The London-listed group, which sells products through Shoprite supermarkets as well as its own outlets, said adjusted losses before tax for the year to 30 September - excluding unrealised foreign exchange gains or losses - will be "better than market consensus".

When Zambeef issued its half-year results, it said exchange rates, the effects of the African swine fever virus and the aftermath of last year's concerns over its imported beef products were affecting the business.

Last summer, Zambeef recalled imported beef lines from its own retail outlets amid allegations the products contained the chemical aromatic aldehyde. Government tests subsequently confirmed the presence of the chemical in samples. Zambeef ended contracts with external storage providers following a review of its operations.

However, Zambeef said today (29 September) the exchange rate had "returned to relative stability", while the Zambian government had "resolved" the swine fever outbreak of last year, which had hindered the movement of livestock. Retail sales had also recovered to levels prior to the issue with its imported beef products.

Zambeef said reported revenues would be lower than market expectations when translated into US dollars. Nevertheless, an improvement in margins would help the company's profitability.

Alongside the trading update, Zambeef said Carl Irwin, its director of strategy and development, had been named its joint CEO.

Irwin will keep his existing responsibilities but will also now oversee finance and administration at Zambeef. Francis Grogan, the company's CEO, will oversee operations.
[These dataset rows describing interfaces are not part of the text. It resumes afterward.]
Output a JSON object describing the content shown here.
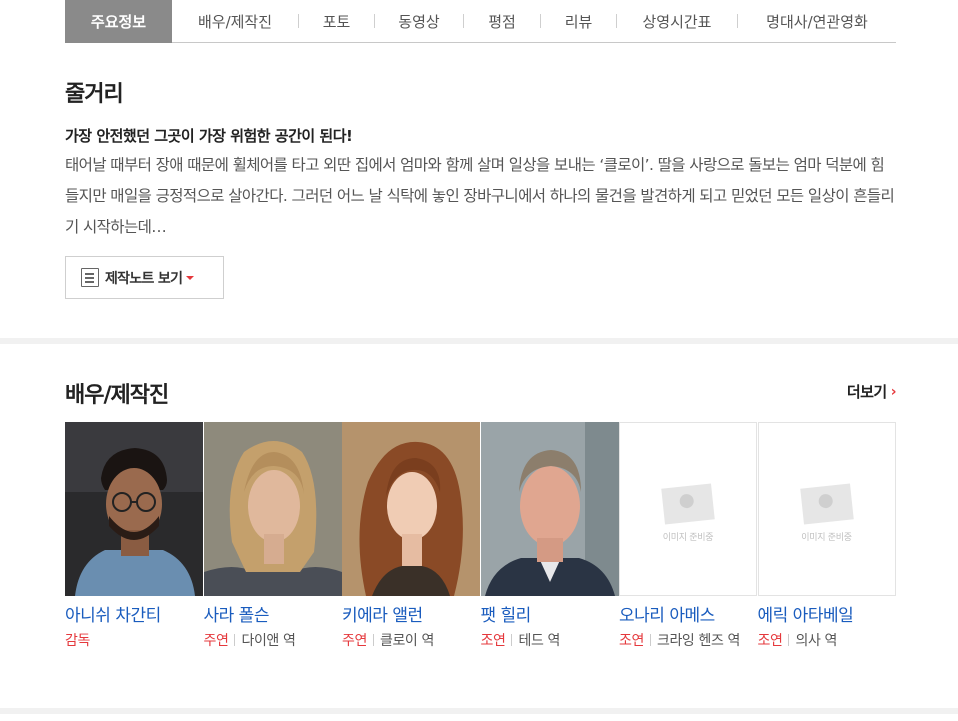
{
  "tabs": [
    {
      "label": "주요정보",
      "active": true
    },
    {
      "label": "배우/제작진",
      "active": false
    },
    {
      "label": "포토",
      "active": false
    },
    {
      "label": "동영상",
      "active": false
    },
    {
      "label": "평점",
      "active": false
    },
    {
      "label": "리뷰",
      "active": false
    },
    {
      "label": "상영시간표",
      "active": false
    },
    {
      "label": "명대사/연관영화",
      "active": false
    }
  ],
  "plot": {
    "title": "줄거리",
    "tagline": "가장 안전했던 그곳이 가장 위험한 공간이 된다!",
    "synopsis": "태어날 때부터 장애 때문에 휠체어를 타고 외딴 집에서 엄마와 함께 살며 일상을 보내는 ‘클로이’. 딸을 사랑으로 돌보는 엄마 덕분에 힘들지만 매일을 긍정적으로 살아간다. 그러던 어느 날 식탁에 놓인 장바구니에서 하나의 물건을 발견하게 되고 믿었던 모든 일상이 흔들리기 시작하는데…",
    "note_button": "제작노트 보기"
  },
  "cast": {
    "title": "배우/제작진",
    "more": "더보기",
    "no_image_text": "이미지 준비중",
    "members": [
      {
        "name": "아니쉬 차간티",
        "role_type": "감독",
        "role": ""
      },
      {
        "name": "사라 폴슨",
        "role_type": "주연",
        "role": "다이앤 역"
      },
      {
        "name": "키에라 앨런",
        "role_type": "주연",
        "role": "클로이 역"
      },
      {
        "name": "팻 힐리",
        "role_type": "조연",
        "role": "테드 역"
      },
      {
        "name": "오나리 아메스",
        "role_type": "조연",
        "role": "크라잉 헨즈 역"
      },
      {
        "name": "에릭 아타베일",
        "role_type": "조연",
        "role": "의사 역"
      }
    ]
  },
  "colors": {
    "accent": "#e5383c",
    "link": "#1a5cbe",
    "active_tab": "#8a8a8a"
  }
}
As joint MDs, two men have led the group since 1994, with Irwin becoming director of strategy and development after the company's IPO in 2011. A spokesperson said the position of joint CEO "better reflected their current roles".

In a joint statement, they said: "We are pleased to say that following a difficult year in 2013, which continued into the first half of the current financial year, the macro-economic backdrop experienced in Zambia recently has been stable and more helpful to Zambeef both operationally and financially and we are hopeful that this situation will continue into the 2015 financial year."